What is required: Look through the entries and report how many lines include the word "registered". Give the number alone.

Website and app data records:
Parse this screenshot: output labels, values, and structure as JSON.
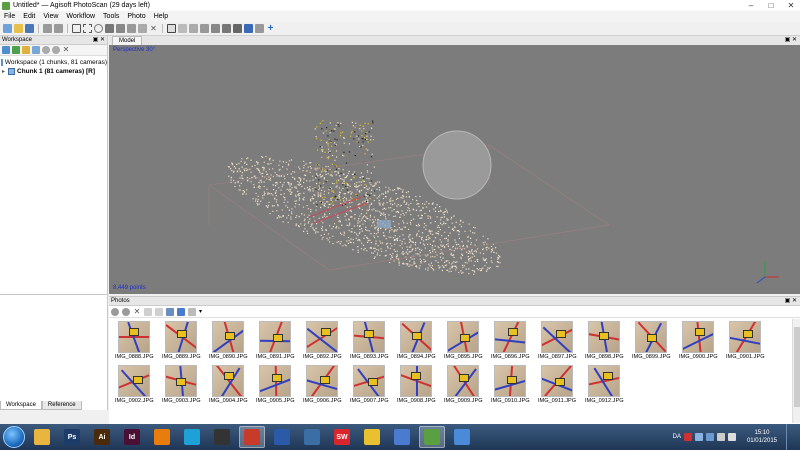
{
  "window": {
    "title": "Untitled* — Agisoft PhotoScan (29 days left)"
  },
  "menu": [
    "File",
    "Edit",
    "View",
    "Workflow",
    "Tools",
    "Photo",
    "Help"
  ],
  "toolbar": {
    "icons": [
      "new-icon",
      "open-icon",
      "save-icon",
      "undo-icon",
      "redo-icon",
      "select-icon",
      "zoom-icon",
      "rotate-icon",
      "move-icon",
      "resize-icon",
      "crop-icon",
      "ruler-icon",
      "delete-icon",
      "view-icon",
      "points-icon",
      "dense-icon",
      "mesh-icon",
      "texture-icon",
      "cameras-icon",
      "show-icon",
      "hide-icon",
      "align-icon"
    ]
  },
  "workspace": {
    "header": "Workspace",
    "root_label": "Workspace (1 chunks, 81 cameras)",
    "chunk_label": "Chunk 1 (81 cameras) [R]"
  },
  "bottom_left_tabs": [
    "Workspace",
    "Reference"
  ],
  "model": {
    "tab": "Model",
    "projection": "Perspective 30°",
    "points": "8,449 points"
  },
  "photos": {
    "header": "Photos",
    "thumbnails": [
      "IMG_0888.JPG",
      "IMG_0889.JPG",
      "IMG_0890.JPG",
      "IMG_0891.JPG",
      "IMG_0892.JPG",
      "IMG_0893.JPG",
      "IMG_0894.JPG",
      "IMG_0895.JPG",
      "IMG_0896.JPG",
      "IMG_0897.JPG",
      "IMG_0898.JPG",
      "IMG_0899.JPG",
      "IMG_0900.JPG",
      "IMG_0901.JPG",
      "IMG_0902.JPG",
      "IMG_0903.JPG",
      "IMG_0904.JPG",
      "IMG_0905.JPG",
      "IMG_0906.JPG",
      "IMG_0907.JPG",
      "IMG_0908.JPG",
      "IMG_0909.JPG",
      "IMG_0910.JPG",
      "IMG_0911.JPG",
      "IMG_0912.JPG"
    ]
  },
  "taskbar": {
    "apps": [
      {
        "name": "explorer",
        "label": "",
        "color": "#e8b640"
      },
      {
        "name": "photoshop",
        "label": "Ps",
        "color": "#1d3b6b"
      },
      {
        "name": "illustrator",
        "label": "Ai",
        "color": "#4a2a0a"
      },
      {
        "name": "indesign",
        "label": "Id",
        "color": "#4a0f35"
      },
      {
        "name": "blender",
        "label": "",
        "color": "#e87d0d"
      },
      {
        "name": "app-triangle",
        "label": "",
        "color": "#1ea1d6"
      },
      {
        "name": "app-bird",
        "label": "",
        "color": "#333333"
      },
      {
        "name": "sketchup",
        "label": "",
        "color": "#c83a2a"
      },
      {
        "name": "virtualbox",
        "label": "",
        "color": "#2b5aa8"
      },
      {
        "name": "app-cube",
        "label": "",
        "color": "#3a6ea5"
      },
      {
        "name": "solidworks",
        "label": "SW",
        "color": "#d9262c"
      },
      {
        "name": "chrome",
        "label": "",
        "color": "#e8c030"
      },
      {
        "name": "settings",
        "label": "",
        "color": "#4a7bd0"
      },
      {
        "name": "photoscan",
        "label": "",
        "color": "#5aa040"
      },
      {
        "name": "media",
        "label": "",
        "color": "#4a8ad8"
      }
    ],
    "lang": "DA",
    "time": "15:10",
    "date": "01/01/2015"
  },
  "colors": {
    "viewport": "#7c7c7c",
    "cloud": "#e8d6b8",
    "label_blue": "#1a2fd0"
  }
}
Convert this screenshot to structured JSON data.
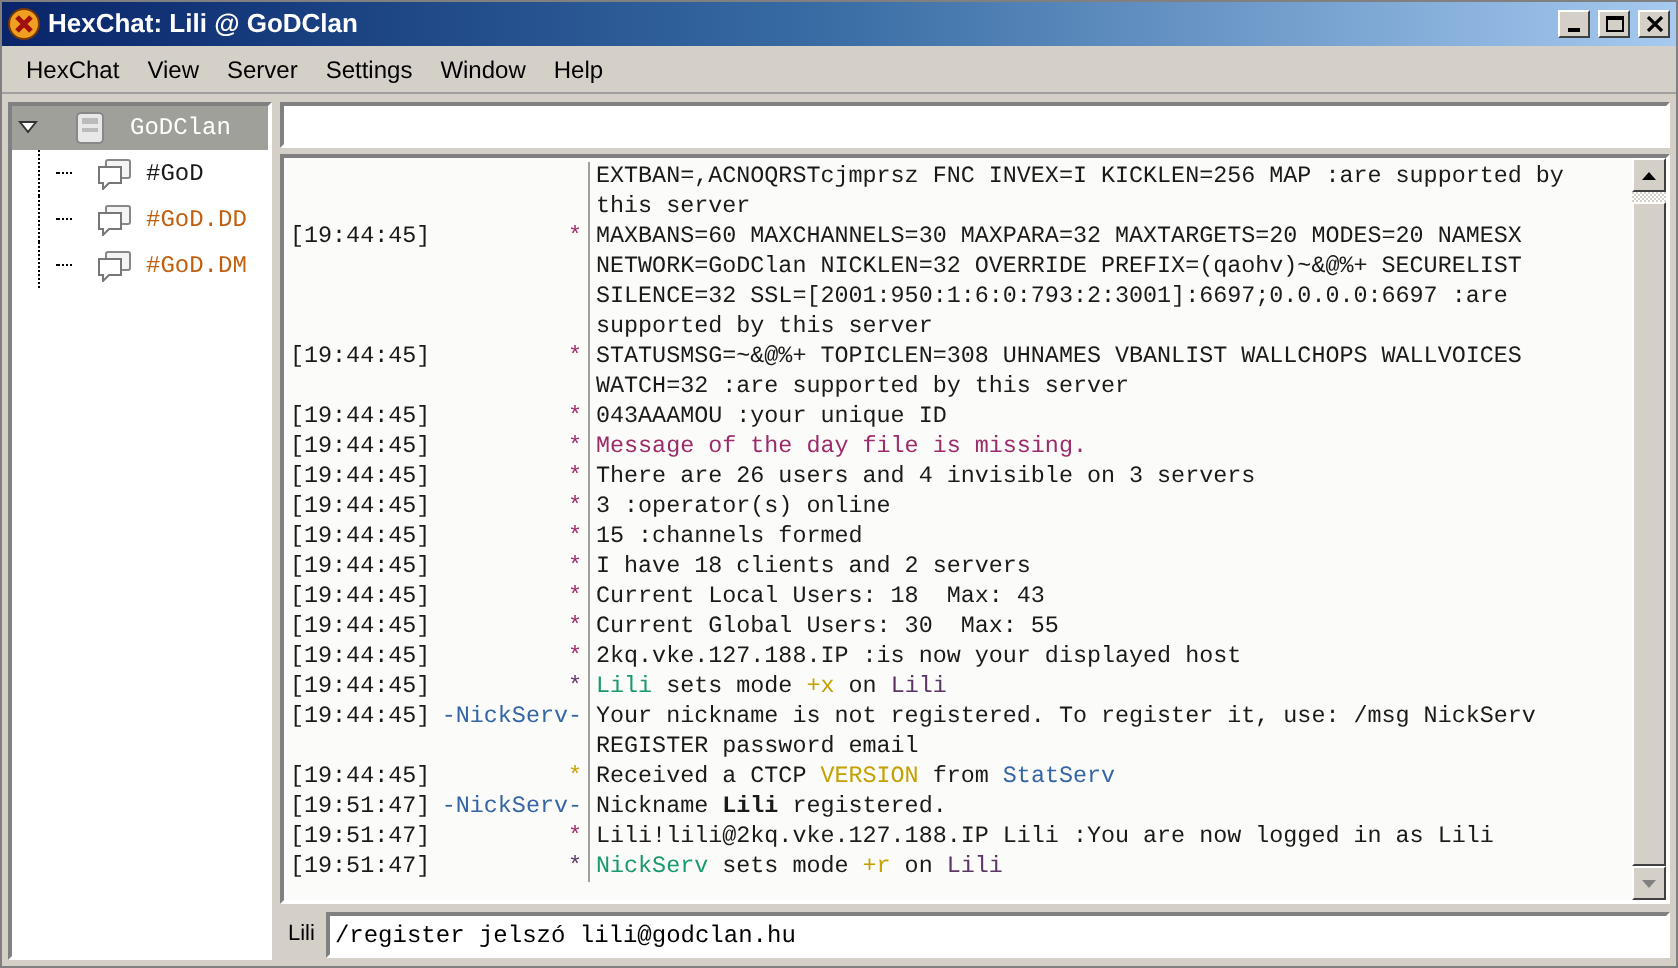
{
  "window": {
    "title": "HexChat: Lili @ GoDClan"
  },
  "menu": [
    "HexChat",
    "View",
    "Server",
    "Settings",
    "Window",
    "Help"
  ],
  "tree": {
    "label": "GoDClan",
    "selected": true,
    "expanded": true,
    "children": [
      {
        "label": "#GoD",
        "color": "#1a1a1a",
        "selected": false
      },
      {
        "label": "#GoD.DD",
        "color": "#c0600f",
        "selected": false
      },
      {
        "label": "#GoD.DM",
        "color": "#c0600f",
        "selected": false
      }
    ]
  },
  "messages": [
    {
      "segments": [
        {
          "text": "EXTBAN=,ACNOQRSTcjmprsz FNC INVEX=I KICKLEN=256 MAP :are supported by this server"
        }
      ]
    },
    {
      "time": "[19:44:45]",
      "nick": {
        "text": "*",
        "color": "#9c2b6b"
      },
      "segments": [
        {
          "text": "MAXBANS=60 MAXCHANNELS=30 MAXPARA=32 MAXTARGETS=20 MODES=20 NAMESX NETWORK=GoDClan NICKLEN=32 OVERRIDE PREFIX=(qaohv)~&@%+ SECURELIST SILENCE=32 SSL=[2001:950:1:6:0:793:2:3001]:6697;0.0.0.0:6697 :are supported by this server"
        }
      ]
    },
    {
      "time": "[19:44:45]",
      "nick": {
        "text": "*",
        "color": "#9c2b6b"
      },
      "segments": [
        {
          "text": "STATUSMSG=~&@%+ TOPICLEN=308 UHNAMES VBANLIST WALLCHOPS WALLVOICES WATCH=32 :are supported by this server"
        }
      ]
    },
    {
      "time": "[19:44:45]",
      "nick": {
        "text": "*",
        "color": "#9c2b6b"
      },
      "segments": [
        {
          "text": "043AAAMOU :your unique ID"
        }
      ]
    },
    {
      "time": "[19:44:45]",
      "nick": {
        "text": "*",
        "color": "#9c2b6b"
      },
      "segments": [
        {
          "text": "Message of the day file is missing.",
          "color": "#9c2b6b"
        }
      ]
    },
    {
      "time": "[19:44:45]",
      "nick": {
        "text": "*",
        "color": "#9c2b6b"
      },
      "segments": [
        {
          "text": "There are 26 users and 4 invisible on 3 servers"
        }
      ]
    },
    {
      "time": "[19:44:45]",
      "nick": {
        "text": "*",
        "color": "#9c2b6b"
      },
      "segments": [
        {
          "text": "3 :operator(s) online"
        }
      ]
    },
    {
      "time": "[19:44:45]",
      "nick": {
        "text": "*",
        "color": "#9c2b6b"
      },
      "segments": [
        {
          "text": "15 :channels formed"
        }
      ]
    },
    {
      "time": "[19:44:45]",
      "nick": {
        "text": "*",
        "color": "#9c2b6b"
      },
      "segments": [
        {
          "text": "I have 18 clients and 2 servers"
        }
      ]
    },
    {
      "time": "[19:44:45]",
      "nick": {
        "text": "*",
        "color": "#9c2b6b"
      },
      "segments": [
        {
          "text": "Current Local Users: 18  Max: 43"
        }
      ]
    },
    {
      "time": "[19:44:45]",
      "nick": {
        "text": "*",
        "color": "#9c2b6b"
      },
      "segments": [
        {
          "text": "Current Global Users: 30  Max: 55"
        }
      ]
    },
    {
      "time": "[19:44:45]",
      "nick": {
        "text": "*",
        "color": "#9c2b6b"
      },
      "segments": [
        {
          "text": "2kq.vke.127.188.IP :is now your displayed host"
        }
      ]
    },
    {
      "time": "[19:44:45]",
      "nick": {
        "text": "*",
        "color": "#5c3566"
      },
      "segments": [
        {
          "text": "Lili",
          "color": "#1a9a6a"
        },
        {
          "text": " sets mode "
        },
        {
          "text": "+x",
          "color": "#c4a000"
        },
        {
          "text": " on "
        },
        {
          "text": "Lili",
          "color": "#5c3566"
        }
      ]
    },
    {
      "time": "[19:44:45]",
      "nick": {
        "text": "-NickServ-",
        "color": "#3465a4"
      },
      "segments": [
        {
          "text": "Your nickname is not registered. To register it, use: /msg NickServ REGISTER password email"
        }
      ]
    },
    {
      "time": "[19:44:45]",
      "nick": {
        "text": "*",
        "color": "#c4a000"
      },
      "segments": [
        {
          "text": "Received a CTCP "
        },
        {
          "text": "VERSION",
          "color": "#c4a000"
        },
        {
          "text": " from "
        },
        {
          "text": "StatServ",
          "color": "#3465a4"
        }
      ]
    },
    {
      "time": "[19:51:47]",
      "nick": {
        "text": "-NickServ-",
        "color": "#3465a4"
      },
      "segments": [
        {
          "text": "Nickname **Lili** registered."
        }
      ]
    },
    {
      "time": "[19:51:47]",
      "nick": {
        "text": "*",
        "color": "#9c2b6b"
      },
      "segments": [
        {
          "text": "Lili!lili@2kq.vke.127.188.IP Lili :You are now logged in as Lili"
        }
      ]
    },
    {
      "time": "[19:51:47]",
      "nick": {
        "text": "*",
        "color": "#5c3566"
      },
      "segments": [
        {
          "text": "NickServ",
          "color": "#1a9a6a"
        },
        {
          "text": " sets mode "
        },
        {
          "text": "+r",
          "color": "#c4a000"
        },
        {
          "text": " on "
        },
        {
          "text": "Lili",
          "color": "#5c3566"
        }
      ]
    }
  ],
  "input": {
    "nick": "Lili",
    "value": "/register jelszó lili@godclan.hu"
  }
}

Exercise output: 2